Travel writers who take press tours and then fail to deliver anything cause harm for themselves and for other travel writers. They ruin their chances to be invited on another press trip by that PR company. And, they make tourist and PR companies cautious about working with other travel writers. Please, always deliver on your promises.
Locating press tours is half the battle. Once you figure out how to get invited, going on them is a breeze.
Here are three sources that I use for tracking down national and international leads:
Many international tourism agencies organize trips for press every year. It could be a trip around their country, or to their major cities. The trips can be themed (culinary, cultural, architecture, etc.) or general roundups.
Many tourism agencies work through their embassies and some work independently but practically every country in the world has a PR/media rep in the U.S.
Here’s how to get on the press list in the countries you want to visit:
Select the countries where you have viable and matching outlets. Visit their websites and find the media and press contacts in the U.S. Contact them and request your name be placed on their press list for consideration for future organized trips.
One of my favorite weekly newsletters is MediaKitty. It’s one stop shopping for travel journalists. You can list your profile on the Media Kitty journalist list and if you’re planning a trip to a destination, you can post requests for assistance with your travel assignments.
Best of all, MediaKitty posts media press trips for regional, national, and international clients. It’s a great source of ‘intel’.

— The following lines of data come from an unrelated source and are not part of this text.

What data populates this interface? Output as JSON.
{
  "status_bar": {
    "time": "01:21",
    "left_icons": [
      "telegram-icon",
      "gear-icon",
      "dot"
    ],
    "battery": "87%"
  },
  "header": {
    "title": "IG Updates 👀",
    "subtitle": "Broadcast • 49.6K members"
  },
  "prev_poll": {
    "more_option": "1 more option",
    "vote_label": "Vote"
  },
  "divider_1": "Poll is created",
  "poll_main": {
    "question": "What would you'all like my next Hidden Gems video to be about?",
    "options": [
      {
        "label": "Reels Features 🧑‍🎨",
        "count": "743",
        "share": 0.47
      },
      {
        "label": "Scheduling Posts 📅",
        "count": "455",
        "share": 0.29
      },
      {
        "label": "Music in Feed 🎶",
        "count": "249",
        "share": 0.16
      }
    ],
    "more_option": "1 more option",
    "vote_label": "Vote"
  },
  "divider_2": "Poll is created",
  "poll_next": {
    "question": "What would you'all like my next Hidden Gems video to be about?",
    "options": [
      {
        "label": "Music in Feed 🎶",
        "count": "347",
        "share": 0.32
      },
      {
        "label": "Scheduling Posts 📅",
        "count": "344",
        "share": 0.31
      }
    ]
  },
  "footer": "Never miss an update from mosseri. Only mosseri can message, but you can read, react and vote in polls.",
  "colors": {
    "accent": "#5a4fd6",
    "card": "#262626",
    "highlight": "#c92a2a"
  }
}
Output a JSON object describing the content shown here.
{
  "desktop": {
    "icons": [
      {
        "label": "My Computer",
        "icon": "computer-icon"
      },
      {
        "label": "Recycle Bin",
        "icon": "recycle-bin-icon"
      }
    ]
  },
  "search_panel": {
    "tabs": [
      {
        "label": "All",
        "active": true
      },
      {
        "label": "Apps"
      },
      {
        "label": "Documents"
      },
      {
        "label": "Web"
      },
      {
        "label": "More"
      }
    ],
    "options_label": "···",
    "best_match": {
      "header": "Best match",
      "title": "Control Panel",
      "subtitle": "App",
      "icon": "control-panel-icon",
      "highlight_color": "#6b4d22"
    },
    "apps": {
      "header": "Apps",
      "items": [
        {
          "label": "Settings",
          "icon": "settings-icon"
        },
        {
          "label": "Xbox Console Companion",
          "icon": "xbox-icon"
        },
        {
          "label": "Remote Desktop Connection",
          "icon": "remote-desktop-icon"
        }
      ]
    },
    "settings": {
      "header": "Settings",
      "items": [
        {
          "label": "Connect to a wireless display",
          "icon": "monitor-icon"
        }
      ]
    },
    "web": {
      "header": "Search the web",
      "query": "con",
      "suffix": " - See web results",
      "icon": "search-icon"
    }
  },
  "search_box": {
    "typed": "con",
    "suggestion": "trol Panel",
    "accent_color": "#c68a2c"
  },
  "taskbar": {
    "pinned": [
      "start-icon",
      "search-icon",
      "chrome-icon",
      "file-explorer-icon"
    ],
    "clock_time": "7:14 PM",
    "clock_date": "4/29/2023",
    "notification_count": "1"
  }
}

To get on their membership list, visit the Mediakitty.com website and click on “Journalists Apply Now”. Answer the questions and set up your profile. Then sit back and wait for the weekly newsletter to appear in your Inbox.
The world’s largest online news portal for travel media and industry professionals is TravMedia. It’s a free medium for linking up tourism PR’s/ media reps with travel journalists—and it’s a darn good resource.
TravMedia site has been a gold mine to me. I scored some great assistance with Balinese luxury resorts and boutique hotels, plus assignments with several prestigious cruise line on-board magazines, from listings found on TravMedia.
Once you place your profile on TravMedia, you’ll receive a weekly
newsletter with the latest announcements from CVBs, tourism agencies,
national tourist reps, cruise lines, hotels, resorts, tourist
Editors often post requests for special articles here. You’ll also receive press trip notifications.
Tourist destination PR’s can “follow” you, similar to other social media like LinkedIn. You can contact any of TravMedia’s listed tourist agencies at any time with requests for assistance with your trips.
To get on their press list, visit the TravMedia website and set up your profile on the media list, along with your photograph. You will receive a weekly newsletter packed with great information.
These are three ways that will help you learn about national and international press trips. You can learn more in my eBook How to Land Press Trips and Fam Tours:
How to Land Press Trips and Fam Tours
I've written a guide about how to land press trips and fam tours. It will tell you everything you want to know about how to get into the inner circle and get invited on regional, national and international press trips.
Roy Stevenson is a professional travel writer and the author of www.PitchTravelWrite.com. Over the past nine years, he’s had more than 1000 articles published in 200 magazines, trade and specialty journals, in-flights, on-boards, blogs and websites and has traveled on assignment around the U.S. and to dozens of international destinations.